■ Required action:
Leave out the pictures and copy everything else in the records exactly.
▼
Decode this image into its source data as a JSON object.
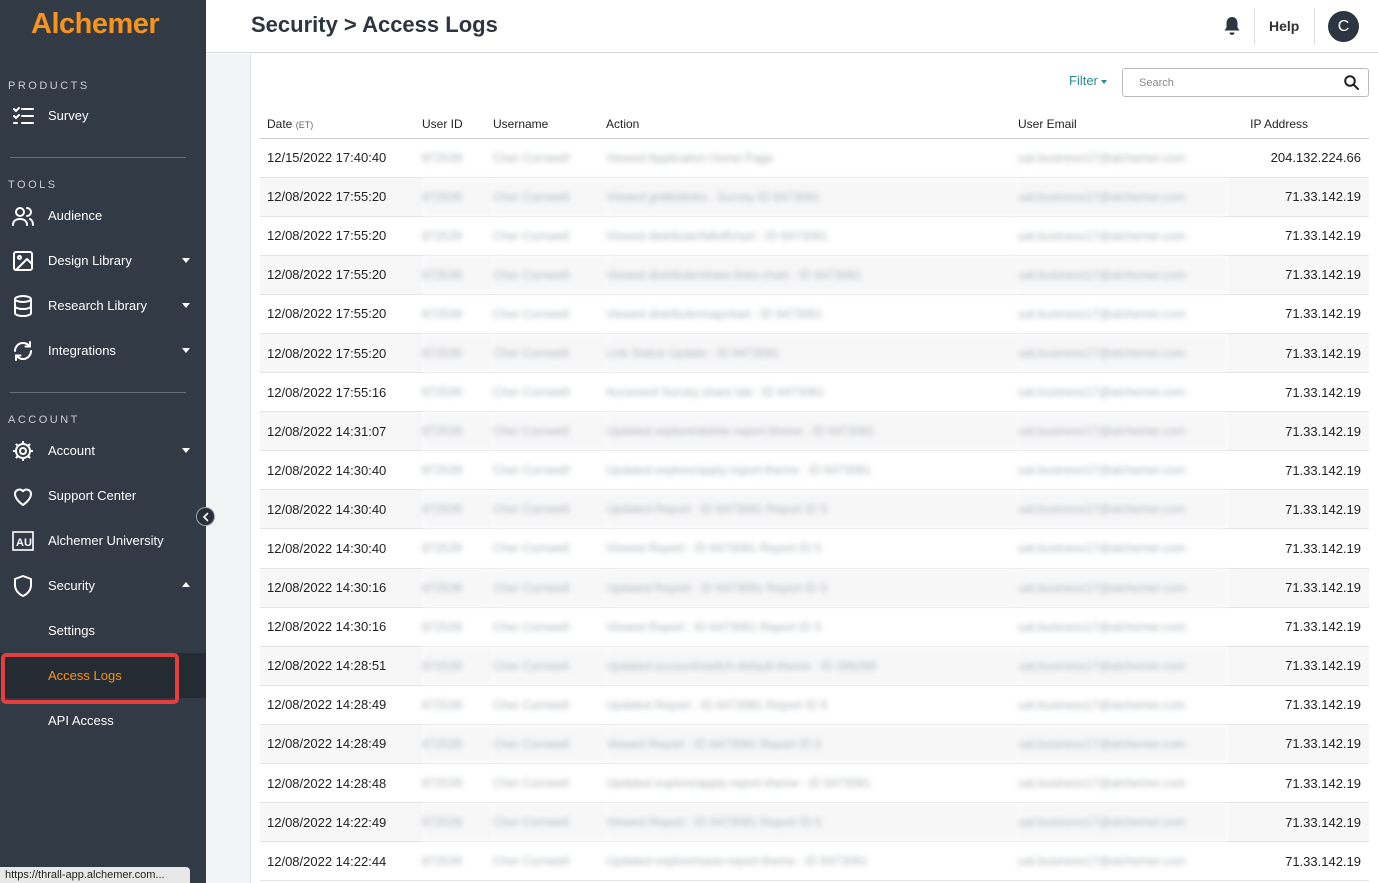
{
  "app": {
    "name": "Alchemer"
  },
  "sidebar": {
    "products_title": "PRODUCTS",
    "tools_title": "TOOLS",
    "account_title": "ACCOUNT",
    "products": [
      {
        "label": "Survey",
        "icon": "survey-list-icon"
      }
    ],
    "tools": [
      {
        "label": "Audience",
        "icon": "people-icon"
      },
      {
        "label": "Design Library",
        "icon": "image-icon"
      },
      {
        "label": "Research Library",
        "icon": "database-icon"
      },
      {
        "label": "Integrations",
        "icon": "sync-icon"
      }
    ],
    "account": [
      {
        "label": "Account",
        "icon": "gear-icon"
      },
      {
        "label": "Support Center",
        "icon": "heart-icon"
      },
      {
        "label": "Alchemer University",
        "icon": "au-icon"
      },
      {
        "label": "Security",
        "icon": "shield-icon"
      }
    ],
    "security_sub": [
      {
        "label": "Settings"
      },
      {
        "label": "Access Logs",
        "active": true
      },
      {
        "label": "API Access"
      }
    ],
    "status_url": "https://thrall-app.alchemer.com..."
  },
  "header": {
    "title": "Security > Access Logs",
    "help": "Help",
    "avatar_initial": "C"
  },
  "toolbar": {
    "filter_label": "Filter",
    "search_placeholder": "Search"
  },
  "table": {
    "columns": {
      "date": "Date",
      "date_suffix": "(ET)",
      "user_id": "User ID",
      "username": "Username",
      "action": "Action",
      "email": "User Email",
      "ip": "IP Address"
    },
    "rows": [
      {
        "date": "12/15/2022 17:40:40",
        "uid": "872539",
        "uname": "Cher Cornwell",
        "action": "Viewed Application Home Page",
        "email": "uat.business17@alchemer.com",
        "ip": "204.132.224.66"
      },
      {
        "date": "12/08/2022 17:55:20",
        "uid": "872539",
        "uname": "Cher Cornwell",
        "action": "Viewed gridlistlinks : Survey ID 6473081",
        "email": "uat.business17@alchemer.com",
        "ip": "71.33.142.19"
      },
      {
        "date": "12/08/2022 17:55:20",
        "uid": "872539",
        "uname": "Cher Cornwell",
        "action": "Viewed distribute/falloffchart : ID 6473081",
        "email": "uat.business17@alchemer.com",
        "ip": "71.33.142.19"
      },
      {
        "date": "12/08/2022 17:55:20",
        "uid": "872539",
        "uname": "Cher Cornwell",
        "action": "Viewed distribute/share-links-chart : ID 6473081",
        "email": "uat.business17@alchemer.com",
        "ip": "71.33.142.19"
      },
      {
        "date": "12/08/2022 17:55:20",
        "uid": "872539",
        "uname": "Cher Cornwell",
        "action": "Viewed distribute/mapchart : ID 6473081",
        "email": "uat.business17@alchemer.com",
        "ip": "71.33.142.19"
      },
      {
        "date": "12/08/2022 17:55:20",
        "uid": "872539",
        "uname": "Cher Cornwell",
        "action": "Link Status Update : ID 6473081",
        "email": "uat.business17@alchemer.com",
        "ip": "71.33.142.19"
      },
      {
        "date": "12/08/2022 17:55:16",
        "uid": "872539",
        "uname": "Cher Cornwell",
        "action": "Accessed Survey share tab : ID 6473081",
        "email": "uat.business17@alchemer.com",
        "ip": "71.33.142.19"
      },
      {
        "date": "12/08/2022 14:31:07",
        "uid": "872539",
        "uname": "Cher Cornwell",
        "action": "Updated explore/delete-report-theme : ID 6473081",
        "email": "uat.business17@alchemer.com",
        "ip": "71.33.142.19"
      },
      {
        "date": "12/08/2022 14:30:40",
        "uid": "872539",
        "uname": "Cher Cornwell",
        "action": "Updated explore/apply-report-theme : ID 6473081",
        "email": "uat.business17@alchemer.com",
        "ip": "71.33.142.19"
      },
      {
        "date": "12/08/2022 14:30:40",
        "uid": "872539",
        "uname": "Cher Cornwell",
        "action": "Updated Report : ID 6473081 Report ID 5",
        "email": "uat.business17@alchemer.com",
        "ip": "71.33.142.19"
      },
      {
        "date": "12/08/2022 14:30:40",
        "uid": "872539",
        "uname": "Cher Cornwell",
        "action": "Viewed Report : ID 6473081 Report ID 5",
        "email": "uat.business17@alchemer.com",
        "ip": "71.33.142.19"
      },
      {
        "date": "12/08/2022 14:30:16",
        "uid": "872539",
        "uname": "Cher Cornwell",
        "action": "Updated Report : ID 6473081 Report ID 5",
        "email": "uat.business17@alchemer.com",
        "ip": "71.33.142.19"
      },
      {
        "date": "12/08/2022 14:30:16",
        "uid": "872539",
        "uname": "Cher Cornwell",
        "action": "Viewed Report : ID 6473081 Report ID 5",
        "email": "uat.business17@alchemer.com",
        "ip": "71.33.142.19"
      },
      {
        "date": "12/08/2022 14:28:51",
        "uid": "872539",
        "uname": "Cher Cornwell",
        "action": "Updated account/switch-default-theme : ID 266299",
        "email": "uat.business17@alchemer.com",
        "ip": "71.33.142.19"
      },
      {
        "date": "12/08/2022 14:28:49",
        "uid": "872539",
        "uname": "Cher Cornwell",
        "action": "Updated Report : ID 6473081 Report ID 5",
        "email": "uat.business17@alchemer.com",
        "ip": "71.33.142.19"
      },
      {
        "date": "12/08/2022 14:28:49",
        "uid": "872539",
        "uname": "Cher Cornwell",
        "action": "Viewed Report : ID 6473081 Report ID 5",
        "email": "uat.business17@alchemer.com",
        "ip": "71.33.142.19"
      },
      {
        "date": "12/08/2022 14:28:48",
        "uid": "872539",
        "uname": "Cher Cornwell",
        "action": "Updated explore/apply-report-theme : ID 6473081",
        "email": "uat.business17@alchemer.com",
        "ip": "71.33.142.19"
      },
      {
        "date": "12/08/2022 14:22:49",
        "uid": "872539",
        "uname": "Cher Cornwell",
        "action": "Viewed Report : ID 6473081 Report ID 5",
        "email": "uat.business17@alchemer.com",
        "ip": "71.33.142.19"
      },
      {
        "date": "12/08/2022 14:22:44",
        "uid": "872539",
        "uname": "Cher Cornwell",
        "action": "Updated explore/save-report-theme : ID 6473081",
        "email": "uat.business17@alchemer.com",
        "ip": "71.33.142.19"
      }
    ]
  },
  "colors": {
    "sidebar": "#313a45",
    "accent": "#f7941d",
    "highlight": "#e53e3e",
    "link": "#2a8c8c"
  }
}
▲
■ Output for this task:
Decode this image into its source data as a JSON object.
{
  "app": {
    "name": "Alchemer"
  },
  "sidebar": {
    "products_title": "PRODUCTS",
    "tools_title": "TOOLS",
    "account_title": "ACCOUNT",
    "products": [
      {
        "label": "Survey",
        "icon": "survey-list-icon"
      }
    ],
    "tools": [
      {
        "label": "Audience",
        "icon": "people-icon"
      },
      {
        "label": "Design Library",
        "icon": "image-icon"
      },
      {
        "label": "Research Library",
        "icon": "database-icon"
      },
      {
        "label": "Integrations",
        "icon": "sync-icon"
      }
    ],
    "account": [
      {
        "label": "Account",
        "icon": "gear-icon"
      },
      {
        "label": "Support Center",
        "icon": "heart-icon"
      },
      {
        "label": "Alchemer University",
        "icon": "au-icon"
      },
      {
        "label": "Security",
        "icon": "shield-icon"
      }
    ],
    "security_sub": [
      {
        "label": "Settings"
      },
      {
        "label": "Access Logs",
        "active": true
      },
      {
        "label": "API Access"
      }
    ],
    "status_url": "https://thrall-app.alchemer.com..."
  },
  "header": {
    "title": "Security > Access Logs",
    "help": "Help",
    "avatar_initial": "C"
  },
  "toolbar": {
    "filter_label": "Filter",
    "search_placeholder": "Search"
  },
  "table": {
    "columns": {
      "date": "Date",
      "date_suffix": "(ET)",
      "user_id": "User ID",
      "username": "Username",
      "action": "Action",
      "email": "User Email",
      "ip": "IP Address"
    },
    "rows": [
      {
        "date": "12/15/2022 17:40:40",
        "uid": "872539",
        "uname": "Cher Cornwell",
        "action": "Viewed Application Home Page",
        "email": "uat.business17@alchemer.com",
        "ip": "204.132.224.66"
      },
      {
        "date": "12/08/2022 17:55:20",
        "uid": "872539",
        "uname": "Cher Cornwell",
        "action": "Viewed gridlistlinks : Survey ID 6473081",
        "email": "uat.business17@alchemer.com",
        "ip": "71.33.142.19"
      },
      {
        "date": "12/08/2022 17:55:20",
        "uid": "872539",
        "uname": "Cher Cornwell",
        "action": "Viewed distribute/falloffchart : ID 6473081",
        "email": "uat.business17@alchemer.com",
        "ip": "71.33.142.19"
      },
      {
        "date": "12/08/2022 17:55:20",
        "uid": "872539",
        "uname": "Cher Cornwell",
        "action": "Viewed distribute/share-links-chart : ID 6473081",
        "email": "uat.business17@alchemer.com",
        "ip": "71.33.142.19"
      },
      {
        "date": "12/08/2022 17:55:20",
        "uid": "872539",
        "uname": "Cher Cornwell",
        "action": "Viewed distribute/mapchart : ID 6473081",
        "email": "uat.business17@alchemer.com",
        "ip": "71.33.142.19"
      },
      {
        "date": "12/08/2022 17:55:20",
        "uid": "872539",
        "uname": "Cher Cornwell",
        "action": "Link Status Update : ID 6473081",
        "email": "uat.business17@alchemer.com",
        "ip": "71.33.142.19"
      },
      {
        "date": "12/08/2022 17:55:16",
        "uid": "872539",
        "uname": "Cher Cornwell",
        "action": "Accessed Survey share tab : ID 6473081",
        "email": "uat.business17@alchemer.com",
        "ip": "71.33.142.19"
      },
      {
        "date": "12/08/2022 14:31:07",
        "uid": "872539",
        "uname": "Cher Cornwell",
        "action": "Updated explore/delete-report-theme : ID 6473081",
        "email": "uat.business17@alchemer.com",
        "ip": "71.33.142.19"
      },
      {
        "date": "12/08/2022 14:30:40",
        "uid": "872539",
        "uname": "Cher Cornwell",
        "action": "Updated explore/apply-report-theme : ID 6473081",
        "email": "uat.business17@alchemer.com",
        "ip": "71.33.142.19"
      },
      {
        "date": "12/08/2022 14:30:40",
        "uid": "872539",
        "uname": "Cher Cornwell",
        "action": "Updated Report : ID 6473081 Report ID 5",
        "email": "uat.business17@alchemer.com",
        "ip": "71.33.142.19"
      },
      {
        "date": "12/08/2022 14:30:40",
        "uid": "872539",
        "uname": "Cher Cornwell",
        "action": "Viewed Report : ID 6473081 Report ID 5",
        "email": "uat.business17@alchemer.com",
        "ip": "71.33.142.19"
      },
      {
        "date": "12/08/2022 14:30:16",
        "uid": "872539",
        "uname": "Cher Cornwell",
        "action": "Updated Report : ID 6473081 Report ID 5",
        "email": "uat.business17@alchemer.com",
        "ip": "71.33.142.19"
      },
      {
        "date": "12/08/2022 14:30:16",
        "uid": "872539",
        "uname": "Cher Cornwell",
        "action": "Viewed Report : ID 6473081 Report ID 5",
        "email": "uat.business17@alchemer.com",
        "ip": "71.33.142.19"
      },
      {
        "date": "12/08/2022 14:28:51",
        "uid": "872539",
        "uname": "Cher Cornwell",
        "action": "Updated account/switch-default-theme : ID 266299",
        "email": "uat.business17@alchemer.com",
        "ip": "71.33.142.19"
      },
      {
        "date": "12/08/2022 14:28:49",
        "uid": "872539",
        "uname": "Cher Cornwell",
        "action": "Updated Report : ID 6473081 Report ID 5",
        "email": "uat.business17@alchemer.com",
        "ip": "71.33.142.19"
      },
      {
        "date": "12/08/2022 14:28:49",
        "uid": "872539",
        "uname": "Cher Cornwell",
        "action": "Viewed Report : ID 6473081 Report ID 5",
        "email": "uat.business17@alchemer.com",
        "ip": "71.33.142.19"
      },
      {
        "date": "12/08/2022 14:28:48",
        "uid": "872539",
        "uname": "Cher Cornwell",
        "action": "Updated explore/apply-report-theme : ID 6473081",
        "email": "uat.business17@alchemer.com",
        "ip": "71.33.142.19"
      },
      {
        "date": "12/08/2022 14:22:49",
        "uid": "872539",
        "uname": "Cher Cornwell",
        "action": "Viewed Report : ID 6473081 Report ID 5",
        "email": "uat.business17@alchemer.com",
        "ip": "71.33.142.19"
      },
      {
        "date": "12/08/2022 14:22:44",
        "uid": "872539",
        "uname": "Cher Cornwell",
        "action": "Updated explore/save-report-theme : ID 6473081",
        "email": "uat.business17@alchemer.com",
        "ip": "71.33.142.19"
      }
    ]
  },
  "colors": {
    "sidebar": "#313a45",
    "accent": "#f7941d",
    "highlight": "#e53e3e",
    "link": "#2a8c8c"
  }
}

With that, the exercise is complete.